From May 20 to June 21, 2010, the Pyla-Koutsopetria Archaeological Project (PKAP) conducted a study and field season in the coastal zone of Pyla Village on the south coast of Cyprus.
An international team of scholars under the direction of R. Scott Moore (IUP Department of History) has worked in this area since 2003 documenting a sprawling Archaic to Late Roman settlement at the site. This year, the PKAP team took low-altitude helikite photographs of the entire site, sampled the subsurface remains using ground-penetrating radar, and conducted several experiments to calibrate the results of earlier fieldwork. This work will allow the PKAP team to correlate more accurately the relationship between material on the surface of the ground and material still safely buried.
Another part of the PKAP team worked in the Larnaka District Archaeological Museum to document the nearly 13,000 finds collected since 2003. The ceramic, architectural, and stone artifacts have revealed a vibrant community that existed through most of antiquity, with trading ties spanning the Mediterranean basin.

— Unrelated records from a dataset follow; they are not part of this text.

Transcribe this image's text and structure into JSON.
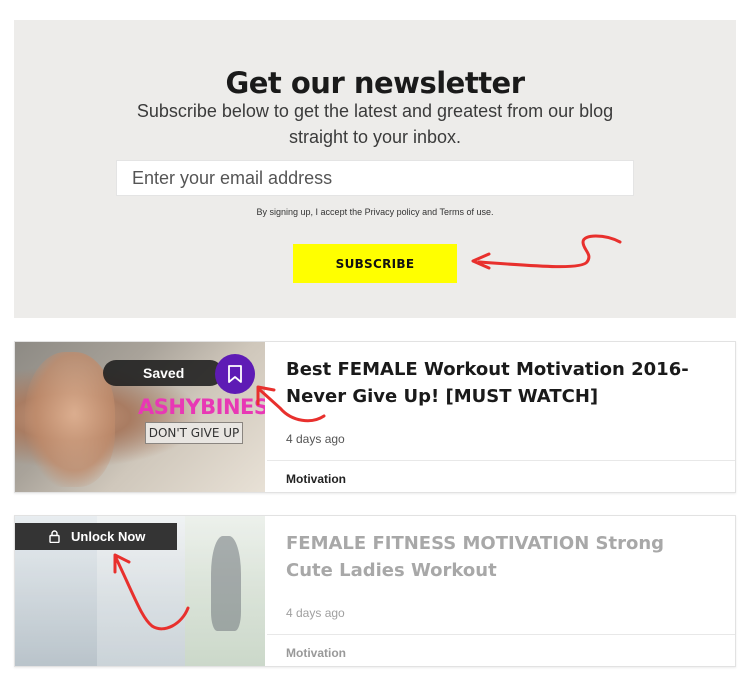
{
  "newsletter": {
    "title": "Get our newsletter",
    "subtitle_line1": "Subscribe below to get the latest and greatest from our blog",
    "subtitle_line2": "straight to your inbox.",
    "email_placeholder": "Enter your email address",
    "terms": "By signing up, I accept the Privacy policy and Terms of use.",
    "subscribe_label": "SUBSCRIBE",
    "button_color": "#ffff00"
  },
  "cards": [
    {
      "title": "Best FEMALE Workout Motivation 2016- Never Give Up! [MUST WATCH]",
      "date": "4 days ago",
      "category": "Motivation",
      "thumb_brand": "ASHYBINES",
      "thumb_tag": "DON'T GIVE UP",
      "saved_label": "Saved",
      "bookmark_icon": "bookmark-icon",
      "bookmark_color": "#5e1bb5",
      "brand_color": "#e838b5"
    },
    {
      "title": "FEMALE FITNESS MOTIVATION Strong Cute Ladies Workout",
      "date": "4 days ago",
      "category": "Motivation",
      "unlock_label": "Unlock Now",
      "unlock_icon": "lock-icon"
    }
  ],
  "annotation_color": "#e8302d"
}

The study of these finds has revealed that a site on the coastal height of Vigla was a fortified settlement from Archaic to Hellenistic times, complete with a fortification wall and a significant quantity of domestic ceramics. This is an unusual type of settlement on Cyprus, and may have served as the base for a garrison protecting the eastern flank of Kition and the Larnaka bay. In Late Roman and Early Byzantine times, the town of Koutsopetria stretched across the coastal plain below Vigla. This settlement appears to have been a bustling, cosmopolitan market town during at the end of antiquity, and may have met its demise after a series of earthquakes. The ceramic evidence demonstrates economic and cultural ties to Asia Minor, North Africa, Egypt, and Aegean.
Preparations for publication are now under way.